What happens to all the items confiscated by the TSA -- all those lighters, knives and snow globes? In many cases they are sold off by state surplus property agencies, with states, not the TSA, profiting from the sales. Alabama has an eBay store under the ID alstatesurplus, as does Pennsylvania (pastatesurplus) and Kentucky (kysurplus). Illinois alerts shoppers to regular auctions via a Facebook page. Georgia, Texas and Washington are among the states that have physical "surplus stores" shoppers can visit for all their pocket knife needs. Some items may bypass such auctions. Firearms are given to local law enforcement and many municipalities donate usable items to VA hospitals or nonprofit organizations to use or sell. Scissors can often find their way to local schools. Proposed legislation in California would have airports donate all those confiscated soaps and shampoos to homeless shelters. According to a statement posted on the TSA's blog, a similar process was rejected as administration policy. "Early on, there was a move to donate the liquid items to local homeless shelters but we were forced to suspend that practice after the determination was made that there is a liability risk," the TSA says. "We couldn't continue to donate items and not know if the if the water was truly water or if the shampoo was truly shampoo. While unfortunate, the litigious world in which we live forced the abandonment ... of that process. So now, those items are tossed out."
Companies that make travel products have also built market share amid TSA restrictions. Laptop-bag makers now frequently tout that their zippers allow east access and are "checkpoint friendly." According to the TSA, travel-ready bags include the following features: a designated laptop-only section you can lay flat on the X-ray belt; no metal snaps, zippers or buckles inside, underneath or atop the laptop-only section; and no pockets inside or outside the laptop-only section.
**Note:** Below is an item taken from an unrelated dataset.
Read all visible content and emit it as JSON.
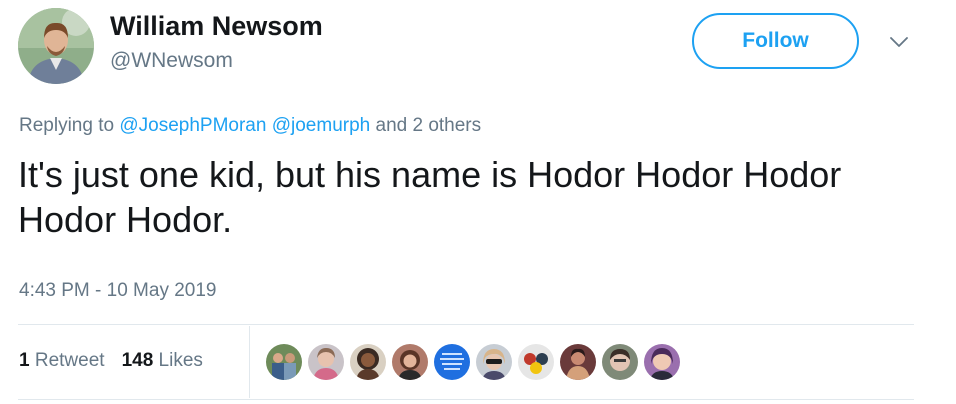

Toiletry makers have also hit the market with specially designed 3-ounce containers that meet carry-on liquid restrictions. (Because the U.S. isn't on the metric system, the TSA technically allows 3.4 ounces -- which rounds nicely as 100 ml for foreign travelers.) -- Written by Joe Mont in Boston. >To contact the writer of this article, click here: Joe Mont. >To follow the writer on Twitter, go to http://twitter.com/josephmont. >To submit a news tip, send an email to: email@example.com.